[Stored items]
————
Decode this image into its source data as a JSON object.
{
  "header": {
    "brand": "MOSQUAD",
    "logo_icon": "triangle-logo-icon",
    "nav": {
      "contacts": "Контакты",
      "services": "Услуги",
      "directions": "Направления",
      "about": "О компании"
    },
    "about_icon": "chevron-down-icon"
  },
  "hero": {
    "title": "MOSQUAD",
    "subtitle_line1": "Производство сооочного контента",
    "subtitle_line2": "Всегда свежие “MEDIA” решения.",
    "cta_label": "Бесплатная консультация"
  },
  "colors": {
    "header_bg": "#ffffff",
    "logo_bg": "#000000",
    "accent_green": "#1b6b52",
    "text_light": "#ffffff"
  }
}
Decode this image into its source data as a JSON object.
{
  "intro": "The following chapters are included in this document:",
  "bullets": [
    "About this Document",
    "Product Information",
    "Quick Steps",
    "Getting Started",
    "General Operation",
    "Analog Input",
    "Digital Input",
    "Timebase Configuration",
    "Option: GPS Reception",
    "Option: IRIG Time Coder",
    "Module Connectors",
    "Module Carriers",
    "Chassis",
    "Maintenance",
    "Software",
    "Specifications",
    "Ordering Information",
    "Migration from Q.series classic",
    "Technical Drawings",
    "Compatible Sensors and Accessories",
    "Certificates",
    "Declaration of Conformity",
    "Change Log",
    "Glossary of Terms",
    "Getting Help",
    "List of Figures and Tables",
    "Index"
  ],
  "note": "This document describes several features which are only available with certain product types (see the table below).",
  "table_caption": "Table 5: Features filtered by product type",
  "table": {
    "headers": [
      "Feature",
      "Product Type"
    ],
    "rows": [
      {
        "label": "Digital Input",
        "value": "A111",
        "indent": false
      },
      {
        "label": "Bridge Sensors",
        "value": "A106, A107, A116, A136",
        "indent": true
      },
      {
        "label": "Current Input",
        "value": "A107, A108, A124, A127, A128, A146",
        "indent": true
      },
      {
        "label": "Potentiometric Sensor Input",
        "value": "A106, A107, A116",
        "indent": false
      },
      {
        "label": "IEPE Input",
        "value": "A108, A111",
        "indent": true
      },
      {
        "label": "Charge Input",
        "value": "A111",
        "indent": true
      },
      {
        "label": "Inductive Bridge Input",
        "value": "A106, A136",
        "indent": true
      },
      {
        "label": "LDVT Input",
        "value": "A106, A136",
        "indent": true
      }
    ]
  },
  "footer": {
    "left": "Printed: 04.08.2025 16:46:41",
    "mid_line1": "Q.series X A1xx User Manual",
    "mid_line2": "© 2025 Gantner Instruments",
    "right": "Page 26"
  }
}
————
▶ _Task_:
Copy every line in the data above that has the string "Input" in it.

▶ _Result_:
    "Analog Input",
    "Digital Input",
        "label": "Digital Input",
        "label": "Current Input",
        "label": "Potentiometric Sensor Input",
        "label": "IEPE Input",
        "label": "Charge Input",
        "label": "Inductive Bridge Input",
        "label": "LDVT Input",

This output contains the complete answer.